February 18, 2015
As our world continues to become increasingly networked and Internet-centric, data and security breaches are also becoming ever more frequent and commonplace. Sony, Target, Home Depot, Staples, JPMorgan Chase, and TJ Maxx are just a few of the well-known companies that have been subject to highly publicized security breaches in recent years. Many companies, both large and small, now consider it not a question of whether they will be hacked, but a question of how they will prepare for and mitigate the resulting damages when they are inevitably hacked one day.
Of course, a data or security breach could result in many different types of damages, not the least of which could be reputational damages to the applicable company. While it won’t necessarily protect against all of the potential types of damages, a “cyber-liability” insurance policy can be a useful and cost-effective tool in managing some significant risks relating to a data or security breach.
As with any other type of insurance policies, coverage (and associated limitations and exclusions) can vary widely under cyber-liability insurance policies (or under cyber-liability coverage added under other insurance policies, such as professional liability (errors and omissions) policies), and any policy providing cyber-liability coverage should be carefully reviewed in advance on behalf of the applicable insured by an appropriately qualified professional. However, cyber-liability insurance generally covers (and certainly needs to cover) certain costs and liabilities resulting from a security incident that are related to crisis management, including the costs of performing forensic investigations to determine the existence, nature, and extent of the breach, costs of notifying and providing credit monitoring to affected parties, costs of notifying and responding to regulatory authorities and other regulatory compliance-related costs (including any fines and penalties), public relations costs, costs of defending resulting lawsuits and paying applicable judgments and settlements, etc. Depending upon the applicable policy, cyber-liability insurance may also provide coverage for costs of responding to “ransom” demands by the perpetrators, for costs of restoring or recreating lost data, for lost revenue resulting from a security incident, and for actions and omissions of the insured’s third-party vendors. Again, careful review of cyber-liability coverage is critical.

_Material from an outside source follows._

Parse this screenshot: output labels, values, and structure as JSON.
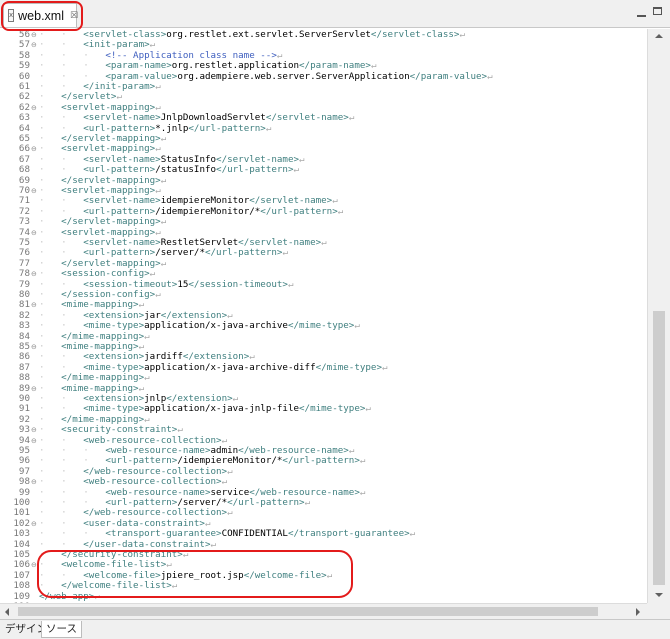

Companies should consider using cyber-liability insurance in two different ways, both by maintaining cyber-liability coverage themselves and by contractually requiring their third-party vendors that provide services via the Internet (or that otherwise access, furnish, process, or store data electronically) to maintain cyber-liability coverage. No company outsources all of its systems, data, and business processes to third-party vendors, and there are cases in which contract terms are simply non-negotiable or the applicable customer lacks the leverage required to negotiate contract terms with the vendor. Therefore, it may make sense for a company to obtain cyber-liability insurance itself, to help manage and mitigate its risks. Despite increases in the number of reported security breaches, cyber-liability insurance premiums are purportedly decreasing, due to both increased competition as more insurers enter this market and more historical data being available on data security risks.
However, as data security risks become more well-known and publicized, it is also becoming more common for vendors that provide information technology-related services to regularly maintain cyber-liability insurance, to help protect themselves and reduce their risks. Some vendors may even use their data security practices and policies as marketing or selling points. Thus, vendors may be willing to contractually agree, through negotiations, to maintain specified levels of cyber-liability insurance coverage and to other relevant data security-related terms (such as provisions regarding data security audits). Just like having an appropriately qualified professional review a cyber-liability insurance policy, an appropriately qualified attorney can help ensure that the terms of your information technology agreements appropriately protect and meet the needs of your company.
May 10, 2023
By Francesca Macchiaverna, as published by Legal Newswire The term “dockominium” is not defined in the Georgia Condominium Act or Georgia case law. Dockominiums as an interest in land are…
January 10, 2023
By Louann Bronstein, as published by Legal Newswire The Corporate Transparency Act (CTA) will become effective January 1, 2024. The CTA was enacted on January 1, 2021, as part of…